In 1951 Howe met Colleen Joffa, and in 1953 the two were married. They would eventually have four children: Martin, Mark, Cathy, and Murray. The boys soon became involved in youth hockey.
Throughout his career Howe was a supporter of self-defense on the ice to avoid getting hurt. He was a feared figure on the ice. He had sharp elbows and a quick stick. Some thought him to be sneaky and players kept out of his way. Howe was everything one would expect the ideal athlete to be: he was intelligent, demanding, and hardworking. He was not a person to take any abuse from other players. If they tried to intimidate him, they ended up on the “short end of the stick.” His number one goal was to play good, hard hockey.

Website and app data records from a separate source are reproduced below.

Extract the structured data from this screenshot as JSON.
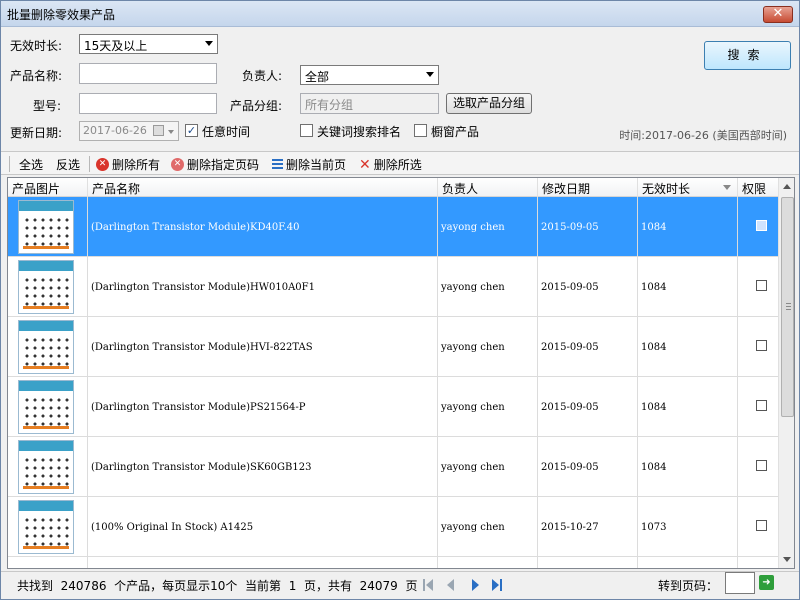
{
  "window": {
    "title": "批量删除零效果产品",
    "close_label": "✕"
  },
  "filters": {
    "expiry_label": "无效时长:",
    "expiry_value": "15天及以上",
    "product_name_label": "产品名称:",
    "product_name_value": "",
    "owner_label": "负责人:",
    "owner_value": "全部",
    "model_label": "型号:",
    "model_value": "",
    "group_label": "产品分组:",
    "group_placeholder": "所有分组",
    "group_button": "选取产品分组",
    "update_date_label": "更新日期:",
    "update_date_value": "2017-06-26",
    "any_time_label": "任意时间",
    "any_time_checked": true,
    "keyword_rank_label": "关键词搜索排名",
    "keyword_rank_checked": false,
    "window_product_label": "橱窗产品",
    "window_product_checked": false,
    "search_button": "搜索",
    "time_info": "时间:2017-06-26 (美国西部时间)"
  },
  "toolbar": {
    "select_all": "全选",
    "invert": "反选",
    "delete_all": "删除所有",
    "delete_pages": "删除指定页码",
    "delete_current": "删除当前页",
    "delete_selected": "删除所选"
  },
  "table": {
    "columns": [
      "产品图片",
      "产品名称",
      "负责人",
      "修改日期",
      "无效时长",
      "权限"
    ],
    "rows": [
      {
        "name": "(Darlington Transistor Module)KD40F.40",
        "owner": "yayong chen",
        "date": "2015-09-05",
        "duration": "1084",
        "selected": true
      },
      {
        "name": "(Darlington Transistor Module)HW010A0F1",
        "owner": "yayong chen",
        "date": "2015-09-05",
        "duration": "1084",
        "selected": false
      },
      {
        "name": "(Darlington Transistor Module)HVI-822TAS",
        "owner": "yayong chen",
        "date": "2015-09-05",
        "duration": "1084",
        "selected": false
      },
      {
        "name": "(Darlington Transistor Module)PS21564-P",
        "owner": "yayong chen",
        "date": "2015-09-05",
        "duration": "1084",
        "selected": false
      },
      {
        "name": "(Darlington Transistor Module)SK60GB123",
        "owner": "yayong chen",
        "date": "2015-09-05",
        "duration": "1084",
        "selected": false
      },
      {
        "name": "(100% Original In Stock) A1425",
        "owner": "yayong chen",
        "date": "2015-10-27",
        "duration": "1073",
        "selected": false
      }
    ]
  },
  "status": {
    "found_prefix": "共找到",
    "total_products": "240786",
    "found_suffix": "个产品，每页显示10个",
    "current_prefix": "当前第",
    "current_page": "1",
    "current_mid": "页，共有",
    "total_pages": "24079",
    "pages_suffix": "页",
    "goto_label": "转到页码：",
    "goto_value": ""
  }
}
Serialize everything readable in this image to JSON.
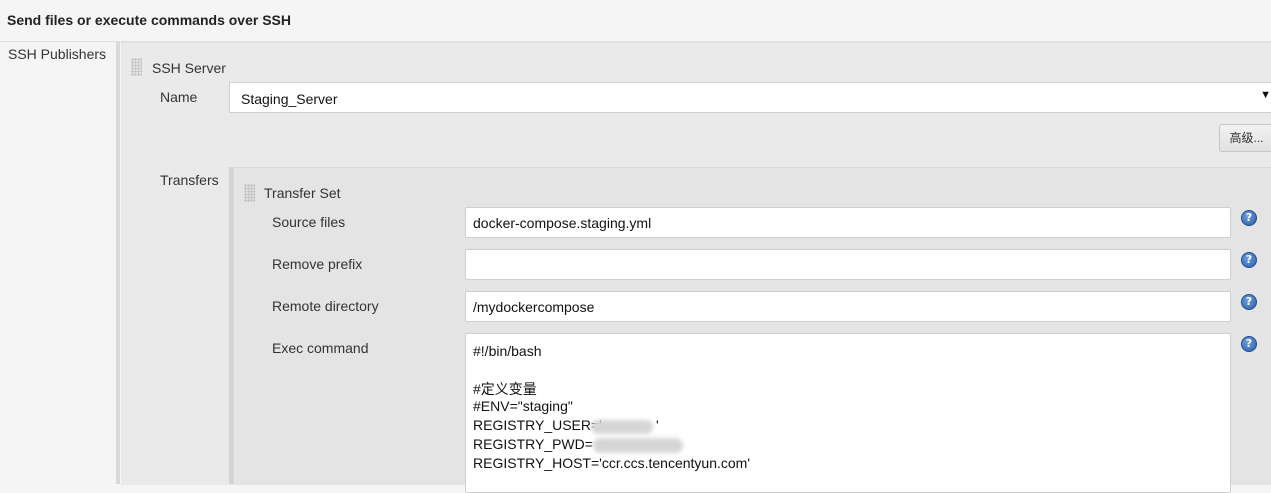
{
  "header": {
    "title": "Send files or execute commands over SSH"
  },
  "section": {
    "label": "SSH Publishers"
  },
  "ssh_server": {
    "heading": "SSH Server",
    "name_label": "Name",
    "name_value": "Staging_Server",
    "advanced_button": "高级..."
  },
  "transfers": {
    "label": "Transfers",
    "heading": "Transfer Set",
    "source_files_label": "Source files",
    "source_files_value": "docker-compose.staging.yml",
    "remove_prefix_label": "Remove prefix",
    "remove_prefix_value": "",
    "remote_directory_label": "Remote directory",
    "remote_directory_value": "/mydockercompose",
    "exec_command_label": "Exec command",
    "exec_command_lines": [
      "#!/bin/bash",
      "",
      "#定义变量",
      "#ENV=\"staging\"",
      "REGISTRY_USER='",
      "REGISTRY_PWD=",
      "REGISTRY_HOST='ccr.ccs.tencentyun.com'"
    ],
    "registry_user_suffix": "'"
  },
  "icons": {
    "help": "help-icon",
    "select_arrow": "dropdown-arrow-icon",
    "drag_handle": "drag-handle-icon"
  },
  "colors": {
    "help_blue": "#2c5fa8",
    "panel_bg": "#eaeaea"
  }
}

With the flying elbows and flying pucks that come with hockey, and no helmets at the time, facial cuts and stitches were common in the game. Howe estimated that he had received three hundred stitches in his face.
Howe surpassed Maurice “Rocket” Richard’s (1921–2000) scoring record in 1963. By the time he retired from the Red Wings in 1971 at the age of forty-three, he held the records for goals, assists, and total points. He also had the record for most games played. He accepted a job in the team’s front office. But in 1973, when the Houston Aeros of the new World Hockey Association (WHA) signed his sons Marty and Mark, Howe asked about joining them. Playing on the same professional team as his sons had been a dream. He got himself back into shape and returned triumphantly, scoring one hundred points, winning the league’s Most Valuable Player award, and leading his team to the WHA championship.
Howe continued to play in the WHA through 1977. He moved to the Hartford Whalers and when that team was combined into the NHL in 1978, he was back for a second tour of duty in his old league. Howe’s autobiography, And … Howe!: An Authorized Autobiography was published in 1995. He continued to make special appearances playing in charity games well into the 1990s.
In September of 1997, at the age of sixty-nine, Howe announced he would play one game, the October 3 season opener, with the International Hockey League’s Detroit Vipers. His one-shift stint made him the only professional hockey player to play in six different decades.
The Howes continue to be involved in charitable activities and live an active lifestyle. In 2001 the couple was honored when a school in Abbotsford, Canada, was named the Colleen and Gordie Howe Middle School. In January 2002 they carried the Olympic torch through Detroit, Michigan, for the 2002 Winter Olympics.